### EXERCISE DIRECTIONS
How many lines in these records hold the string "name"? Reply with the number alone.

Website and app data records:
**********

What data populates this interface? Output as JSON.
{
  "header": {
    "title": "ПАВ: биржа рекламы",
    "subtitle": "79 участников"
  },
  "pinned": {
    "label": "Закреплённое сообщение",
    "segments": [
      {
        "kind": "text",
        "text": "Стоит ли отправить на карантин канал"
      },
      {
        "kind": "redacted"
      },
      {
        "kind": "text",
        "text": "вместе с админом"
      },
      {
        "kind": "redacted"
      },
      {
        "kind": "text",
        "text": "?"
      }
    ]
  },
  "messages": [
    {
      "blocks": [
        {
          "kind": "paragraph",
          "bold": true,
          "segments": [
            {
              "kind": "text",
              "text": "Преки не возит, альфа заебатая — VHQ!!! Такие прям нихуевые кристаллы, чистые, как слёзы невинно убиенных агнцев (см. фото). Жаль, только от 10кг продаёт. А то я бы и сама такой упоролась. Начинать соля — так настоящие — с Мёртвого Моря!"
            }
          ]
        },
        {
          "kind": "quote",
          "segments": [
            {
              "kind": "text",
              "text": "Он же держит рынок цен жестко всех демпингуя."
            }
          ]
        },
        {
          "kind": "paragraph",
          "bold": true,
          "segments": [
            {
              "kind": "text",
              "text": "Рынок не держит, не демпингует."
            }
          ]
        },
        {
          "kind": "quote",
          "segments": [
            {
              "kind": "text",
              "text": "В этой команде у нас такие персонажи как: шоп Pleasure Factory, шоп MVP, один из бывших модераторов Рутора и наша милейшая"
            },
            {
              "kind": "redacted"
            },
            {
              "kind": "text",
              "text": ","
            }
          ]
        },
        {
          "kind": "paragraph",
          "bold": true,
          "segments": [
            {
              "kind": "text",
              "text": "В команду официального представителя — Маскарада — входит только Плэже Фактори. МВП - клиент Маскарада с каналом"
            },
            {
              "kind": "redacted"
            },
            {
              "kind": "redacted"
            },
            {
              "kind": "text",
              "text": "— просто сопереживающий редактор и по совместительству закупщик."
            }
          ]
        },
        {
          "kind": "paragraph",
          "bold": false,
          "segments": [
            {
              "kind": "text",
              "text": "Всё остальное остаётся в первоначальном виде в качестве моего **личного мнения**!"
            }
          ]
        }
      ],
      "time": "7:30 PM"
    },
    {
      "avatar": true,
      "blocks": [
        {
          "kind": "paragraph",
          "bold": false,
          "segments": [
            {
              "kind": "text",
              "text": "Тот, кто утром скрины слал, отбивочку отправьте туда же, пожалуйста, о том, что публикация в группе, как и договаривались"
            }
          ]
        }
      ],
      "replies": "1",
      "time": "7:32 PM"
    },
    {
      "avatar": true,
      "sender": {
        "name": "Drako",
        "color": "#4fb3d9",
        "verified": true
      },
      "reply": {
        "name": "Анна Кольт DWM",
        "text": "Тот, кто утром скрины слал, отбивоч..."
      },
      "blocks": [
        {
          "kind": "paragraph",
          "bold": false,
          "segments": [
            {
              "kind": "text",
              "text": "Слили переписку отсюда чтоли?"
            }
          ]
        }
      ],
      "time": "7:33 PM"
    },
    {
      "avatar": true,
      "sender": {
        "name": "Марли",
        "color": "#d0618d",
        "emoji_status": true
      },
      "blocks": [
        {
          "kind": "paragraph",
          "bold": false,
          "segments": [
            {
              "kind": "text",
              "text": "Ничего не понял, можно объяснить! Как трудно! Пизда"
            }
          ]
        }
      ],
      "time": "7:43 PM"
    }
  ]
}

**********

### SOLUTION FOR THIS PROBLEM
3